My father passed away last Friday.  He was the last of that generation of my family… the only person still alive who had known me from birth.

As I write those words, I feel my mind rattling the fibres of my heart and soul  It is desperately trying to generate the tears that it knows should be freely flowing.  And yet, my tears will not join in the mourning process of life and death that have always defined my being.  And so my brain again sends out a demand for the outward sign of sorrow that any child should shed over the loss of a parent.  But my heart and soul are hard-headed, Irish stubborn and simply turn their back on my brain’s logical entreaty for their emotional engagement.

In late February, when my father took ill, I journeyed several times to visit him in Florida. Each time it became more clear that independent living would no longer be his life option. So I started taking steps that every child must in helping a parent move through the evolution of their life. I found him acceptable medical care, I monitored his mail and paid his bills, I made phone calls to cheer and encourage him—all from a very frustrating long distance away. Finally, my father and I agreed that it was time for him to come home, with me, to live…and in our unspoken words….to die.

In preparation for the move, I spent a weekend packing my father’s apartment into boxes of “donate”, “throw out” and “send home for dad’s new life”. At the end of the three days, I transported a car loaded with his clothes, personal effects and artwork to a nearby United Parcel shipping store and gave them my address as the destination. I was proud of my sorting and packing achievement and genuinely excited over the prospect of my father returning to my life.  I knew that our time together would be shorter than long, but still….it would be ours to share.

Yesterday the 21-box collection of my father’s possessions were delivered to my home.  As the brown uniformed UPS man moved each cardboard container into my garage, the feelings of hope I had experienced in packing up my father’s life were gone. They were now replaced with dread at the daunting prospect of sorting through everything again.  Only this time the sorting would be into boxes of “donate”, “throw out” and “for family members to keep in memory”.

Twenty-one Boxes

Finally, with the loving help of my daughter, I set about unpacking those 21 boxes that I imagined would provide my father comfort in our new life together. They now sit  sorted and emptied.
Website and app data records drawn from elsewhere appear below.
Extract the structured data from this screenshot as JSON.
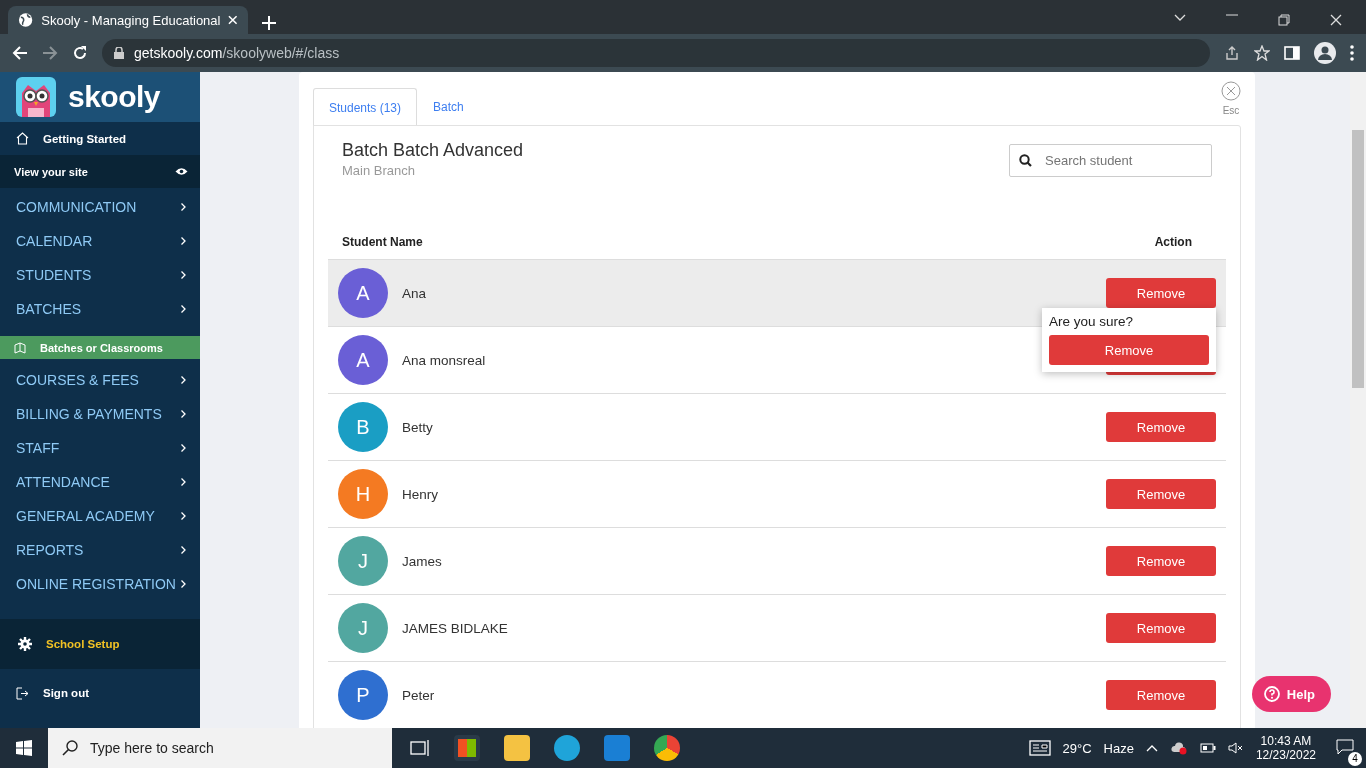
{
  "browser": {
    "tab_title": "Skooly - Managing Educational",
    "url_host": "getskooly.com",
    "url_path": "/skoolyweb/#/class"
  },
  "sidebar": {
    "logo_text": "skooly",
    "getting_started": "Getting Started",
    "view_site": "View your site",
    "items": [
      {
        "label": "COMMUNICATION",
        "kind": "section",
        "selected": false
      },
      {
        "label": "CALENDAR",
        "kind": "section",
        "selected": false
      },
      {
        "label": "STUDENTS",
        "kind": "section",
        "selected": false
      },
      {
        "label": "BATCHES",
        "kind": "section",
        "selected": false
      },
      {
        "label": "Batches or Classrooms",
        "kind": "subitem",
        "selected": true
      },
      {
        "label": "COURSES & FEES",
        "kind": "section",
        "selected": false
      },
      {
        "label": "BILLING & PAYMENTS",
        "kind": "section",
        "selected": false
      },
      {
        "label": "STAFF",
        "kind": "section",
        "selected": false
      },
      {
        "label": "ATTENDANCE",
        "kind": "section",
        "selected": false
      },
      {
        "label": "GENERAL ACADEMY",
        "kind": "section",
        "selected": false
      },
      {
        "label": "REPORTS",
        "kind": "section",
        "selected": false
      },
      {
        "label": "ONLINE REGISTRATION",
        "kind": "section",
        "selected": false
      }
    ],
    "school_setup": "School Setup",
    "sign_out": "Sign out"
  },
  "panel": {
    "tabs": [
      {
        "label": "Students (13)",
        "selected": true
      },
      {
        "label": "Batch",
        "selected": false
      }
    ],
    "esc": "Esc",
    "title": "Batch Batch Advanced",
    "subtitle": "Main Branch",
    "search": {
      "placeholder": "Search student"
    },
    "columns": [
      "Student Name",
      "Action"
    ],
    "rows": [
      {
        "initial": "A",
        "name": "Ana",
        "color": "#6a5fd6",
        "highlighted": true,
        "action": "Remove"
      },
      {
        "initial": "A",
        "name": "Ana monsreal",
        "color": "#6a5fd6",
        "highlighted": false
      },
      {
        "initial": "B",
        "name": "Betty",
        "color": "#1a9ec4",
        "highlighted": false,
        "action": "Remove"
      },
      {
        "initial": "H",
        "name": "Henry",
        "color": "#f47a22",
        "highlighted": false,
        "action": "Remove"
      },
      {
        "initial": "J",
        "name": "James",
        "color": "#52a7a0",
        "highlighted": false,
        "action": "Remove"
      },
      {
        "initial": "J",
        "name": "JAMES BIDLAKE",
        "color": "#52a7a0",
        "highlighted": false,
        "action": "Remove"
      },
      {
        "initial": "P",
        "name": "Peter",
        "color": "#2f6fd0",
        "highlighted": false,
        "action": "Remove"
      }
    ],
    "confirm": {
      "question": "Are you sure?",
      "button": "Remove"
    },
    "help": "Help"
  },
  "taskbar": {
    "search_placeholder": "Type here to search",
    "temperature": "29°C",
    "weather": "Haze",
    "time": "10:43 AM",
    "date": "12/23/2022",
    "notifications": "4"
  }
}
A few are in the “trash”pile, some are set aside to accept new contents from a proposed “clean out the barn” project, The rest are receptacles for the mountain of pink peanuts that kept every last memento safe and sound in their long distance journey. And while the process was sad, still I have yet to cry or mourn.

I am hoping that these last few months ….years really….have played out in a way that have left me numb. That as I have a chance to reflect and review, feelings and emotions will return to my being and I will grieve as I know I should…. as is my way.

Yet if and when I do, deep down in my heart I believe that my sadness will be as much for what was not, as what was.